Now we have a new film, 12 Years a Slave, direct and graphic in the depiction of slavery to a greater degree than any other film I know of. British director Steve McQueen has apparently never minded having the same name as an iconic American actor. He’s made his own mark in his first two features with bold and uncompromising political and sexual themes—and his third feature is his best yet. He and veteran screenwriter John Ridley have taken a true story—the 1853 account by Solomon Northup, a free black man from upstate New York, of his abduction and subsequent enslavement for twelve years in Louisiana—and made it into a fine film. McQueen quite deliberately refuses to soften the reality of Northup’s story. Even with the best, most well-intentioned previous efforts on the subject, there was always a sense of distance and play-acting. Here we are confronted, as much as such a thing is possible in a film, with the horrifying truth.

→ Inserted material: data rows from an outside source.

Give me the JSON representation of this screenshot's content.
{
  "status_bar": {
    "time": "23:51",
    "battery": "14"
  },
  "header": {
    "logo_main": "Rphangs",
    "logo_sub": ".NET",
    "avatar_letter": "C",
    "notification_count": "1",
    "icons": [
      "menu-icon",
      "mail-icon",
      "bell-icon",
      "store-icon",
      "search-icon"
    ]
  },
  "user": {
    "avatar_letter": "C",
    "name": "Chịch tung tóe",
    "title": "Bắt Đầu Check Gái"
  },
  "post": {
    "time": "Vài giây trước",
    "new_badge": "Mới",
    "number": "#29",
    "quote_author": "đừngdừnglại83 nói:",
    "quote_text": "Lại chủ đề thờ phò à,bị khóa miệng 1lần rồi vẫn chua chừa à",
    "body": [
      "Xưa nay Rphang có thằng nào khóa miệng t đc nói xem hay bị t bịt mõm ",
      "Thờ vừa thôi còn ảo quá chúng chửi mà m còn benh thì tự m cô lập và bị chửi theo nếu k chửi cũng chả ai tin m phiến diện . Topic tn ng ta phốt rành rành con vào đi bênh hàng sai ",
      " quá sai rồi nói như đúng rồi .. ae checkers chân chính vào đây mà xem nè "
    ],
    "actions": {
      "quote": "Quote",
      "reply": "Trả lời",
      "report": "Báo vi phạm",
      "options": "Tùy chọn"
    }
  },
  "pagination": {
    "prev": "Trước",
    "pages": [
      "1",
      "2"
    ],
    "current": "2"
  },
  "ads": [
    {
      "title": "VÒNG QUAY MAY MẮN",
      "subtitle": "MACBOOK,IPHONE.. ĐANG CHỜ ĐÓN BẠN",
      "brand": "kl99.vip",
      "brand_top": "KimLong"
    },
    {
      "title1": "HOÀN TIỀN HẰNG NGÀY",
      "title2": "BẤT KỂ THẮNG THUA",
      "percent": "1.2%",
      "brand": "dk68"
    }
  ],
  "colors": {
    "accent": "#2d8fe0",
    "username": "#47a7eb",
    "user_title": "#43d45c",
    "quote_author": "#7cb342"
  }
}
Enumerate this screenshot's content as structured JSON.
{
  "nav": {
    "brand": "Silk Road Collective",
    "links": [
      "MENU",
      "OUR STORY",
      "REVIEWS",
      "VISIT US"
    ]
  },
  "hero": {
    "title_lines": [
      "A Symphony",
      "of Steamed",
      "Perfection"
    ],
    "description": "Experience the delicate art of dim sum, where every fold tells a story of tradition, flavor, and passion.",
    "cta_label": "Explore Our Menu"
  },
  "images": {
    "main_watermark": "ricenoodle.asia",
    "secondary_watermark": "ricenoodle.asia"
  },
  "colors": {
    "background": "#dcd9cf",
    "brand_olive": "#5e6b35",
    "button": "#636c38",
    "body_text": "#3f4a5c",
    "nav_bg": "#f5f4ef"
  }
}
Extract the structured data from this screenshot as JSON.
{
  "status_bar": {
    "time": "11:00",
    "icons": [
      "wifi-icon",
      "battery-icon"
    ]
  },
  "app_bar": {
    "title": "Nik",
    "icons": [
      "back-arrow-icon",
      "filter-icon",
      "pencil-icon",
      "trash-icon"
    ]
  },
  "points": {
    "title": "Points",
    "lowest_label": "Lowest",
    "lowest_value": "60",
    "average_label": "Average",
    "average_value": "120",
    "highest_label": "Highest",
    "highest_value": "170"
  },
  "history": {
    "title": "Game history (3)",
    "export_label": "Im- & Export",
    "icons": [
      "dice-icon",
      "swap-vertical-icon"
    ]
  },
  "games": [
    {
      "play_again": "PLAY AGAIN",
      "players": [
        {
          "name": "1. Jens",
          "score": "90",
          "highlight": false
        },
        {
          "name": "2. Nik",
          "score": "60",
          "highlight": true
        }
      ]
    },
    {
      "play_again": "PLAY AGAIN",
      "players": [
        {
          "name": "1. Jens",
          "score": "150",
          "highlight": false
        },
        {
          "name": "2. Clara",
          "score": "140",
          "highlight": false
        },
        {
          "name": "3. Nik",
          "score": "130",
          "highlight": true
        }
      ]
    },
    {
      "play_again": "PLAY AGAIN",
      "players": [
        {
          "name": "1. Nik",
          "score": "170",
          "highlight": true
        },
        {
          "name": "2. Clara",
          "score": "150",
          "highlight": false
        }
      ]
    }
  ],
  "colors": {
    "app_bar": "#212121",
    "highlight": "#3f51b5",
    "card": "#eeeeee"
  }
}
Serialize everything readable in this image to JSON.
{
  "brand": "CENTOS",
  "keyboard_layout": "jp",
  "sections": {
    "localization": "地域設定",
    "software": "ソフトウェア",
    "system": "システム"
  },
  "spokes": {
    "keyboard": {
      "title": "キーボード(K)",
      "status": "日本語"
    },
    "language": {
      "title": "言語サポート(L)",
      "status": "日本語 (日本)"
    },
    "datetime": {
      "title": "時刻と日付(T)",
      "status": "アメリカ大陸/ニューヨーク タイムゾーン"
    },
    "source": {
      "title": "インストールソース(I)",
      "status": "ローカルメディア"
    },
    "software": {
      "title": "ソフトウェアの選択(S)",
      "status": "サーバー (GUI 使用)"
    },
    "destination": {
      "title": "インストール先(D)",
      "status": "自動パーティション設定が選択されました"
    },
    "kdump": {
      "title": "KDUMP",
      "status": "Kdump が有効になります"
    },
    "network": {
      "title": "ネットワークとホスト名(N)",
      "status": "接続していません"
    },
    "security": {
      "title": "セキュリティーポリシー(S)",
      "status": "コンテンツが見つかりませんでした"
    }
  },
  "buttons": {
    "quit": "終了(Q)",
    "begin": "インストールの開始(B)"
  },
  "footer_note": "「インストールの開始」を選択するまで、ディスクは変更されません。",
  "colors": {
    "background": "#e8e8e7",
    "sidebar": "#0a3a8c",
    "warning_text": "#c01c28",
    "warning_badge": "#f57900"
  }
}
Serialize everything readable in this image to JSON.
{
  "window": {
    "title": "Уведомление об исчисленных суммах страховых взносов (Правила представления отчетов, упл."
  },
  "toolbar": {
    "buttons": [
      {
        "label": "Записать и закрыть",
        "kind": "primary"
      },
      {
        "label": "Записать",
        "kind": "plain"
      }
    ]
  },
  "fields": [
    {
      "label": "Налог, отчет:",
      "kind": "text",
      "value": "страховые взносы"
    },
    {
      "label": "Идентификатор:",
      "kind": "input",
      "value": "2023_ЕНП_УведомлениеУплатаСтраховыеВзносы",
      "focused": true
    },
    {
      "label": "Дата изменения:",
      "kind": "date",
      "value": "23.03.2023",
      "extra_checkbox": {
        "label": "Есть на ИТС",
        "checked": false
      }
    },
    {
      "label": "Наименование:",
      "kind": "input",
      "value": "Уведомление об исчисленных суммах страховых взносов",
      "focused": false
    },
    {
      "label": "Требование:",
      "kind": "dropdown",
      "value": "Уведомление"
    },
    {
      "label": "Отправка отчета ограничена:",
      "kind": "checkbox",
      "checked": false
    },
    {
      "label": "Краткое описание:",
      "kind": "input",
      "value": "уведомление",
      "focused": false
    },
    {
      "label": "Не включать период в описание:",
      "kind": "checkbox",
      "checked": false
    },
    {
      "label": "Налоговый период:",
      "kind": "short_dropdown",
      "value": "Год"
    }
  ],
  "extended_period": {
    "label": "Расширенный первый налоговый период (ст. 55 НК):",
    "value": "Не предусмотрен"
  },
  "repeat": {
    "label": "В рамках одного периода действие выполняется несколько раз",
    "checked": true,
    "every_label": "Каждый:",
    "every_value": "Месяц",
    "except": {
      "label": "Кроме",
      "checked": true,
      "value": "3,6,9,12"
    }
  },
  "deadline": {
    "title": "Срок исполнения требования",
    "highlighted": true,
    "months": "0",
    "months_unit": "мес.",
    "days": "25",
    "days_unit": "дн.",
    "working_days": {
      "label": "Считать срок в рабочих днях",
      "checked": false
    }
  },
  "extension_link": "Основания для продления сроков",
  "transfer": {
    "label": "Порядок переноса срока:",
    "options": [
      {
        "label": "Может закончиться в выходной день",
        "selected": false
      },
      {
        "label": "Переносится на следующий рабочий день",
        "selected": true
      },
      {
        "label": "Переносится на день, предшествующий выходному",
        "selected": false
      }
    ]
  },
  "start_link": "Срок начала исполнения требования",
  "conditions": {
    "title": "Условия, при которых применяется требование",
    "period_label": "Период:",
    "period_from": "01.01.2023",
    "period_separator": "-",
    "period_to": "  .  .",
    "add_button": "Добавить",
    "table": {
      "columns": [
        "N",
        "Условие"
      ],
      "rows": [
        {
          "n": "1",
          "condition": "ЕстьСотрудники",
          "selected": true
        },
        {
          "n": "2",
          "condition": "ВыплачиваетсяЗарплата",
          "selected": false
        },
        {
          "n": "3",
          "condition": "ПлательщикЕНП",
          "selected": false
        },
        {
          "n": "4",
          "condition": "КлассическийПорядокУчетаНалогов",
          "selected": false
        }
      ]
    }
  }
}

Chewitel Ejiofor stars as the main character, Northup, and the range he displays is astonishing. The film starts in the middle, with Northup on a plantation, cutting sugar cane from sunrise to sunset. After this painful orientation, in which we taste the man’s weariness, loneliness, and despair, we flash back to his life in Saratoga Springs, New York, as a fairly prosperous musician with a wife and two children. Lured to WashingtonD.C. by a pair posing as showmen, he is plied with drink, and then wakes up the next morning in chains. His journey then typifies, in devastating fashion, the many aspects of a slave-based society. There are the vicious whippings and beatings, a constant throughout the film. The sale of human beings at market follows, with men and women displayed naked like animals. His first master has a kind aspect, but he’s still a slave master, and Northup falls victim to an overseer played by Paul Dano, one of those poor whites whose low rank and condition encourages his contempt for blacks, if only to be superior to somebody. Later Northup is sold to a much worse master named Epps, played by McQueen stalwart Michael Fassbender. Here we witness the full corruption and depravity of the institution, with Epps using the Bible as justification for his cruelties. The film also shows us the sexual violence and oppression in the form of Epps’ lust for the slave Patsey, wonderfully played by newcomer Lupita Nyong’o. It is no privilege to be singled out for repeated rapes by the master, while also being persecuted by the master’s jealous wife.
Ejiofor brilliantly portrays the terrible transformation, the degradation of a soul enslaved for a dozen years, in his speech, in his eyes, and in the way he walks. The film also lets us glimpse the unspeakable tragedy of an entire culture sunk in this brutal and dehumanizing system. 12 Years of a Slave is by no means an easy film to watch. It rips the curtain away from the truth many of us would rather not see. It’s a tremendous achievement, a landmark really, and I hope and trust there will be more to follow.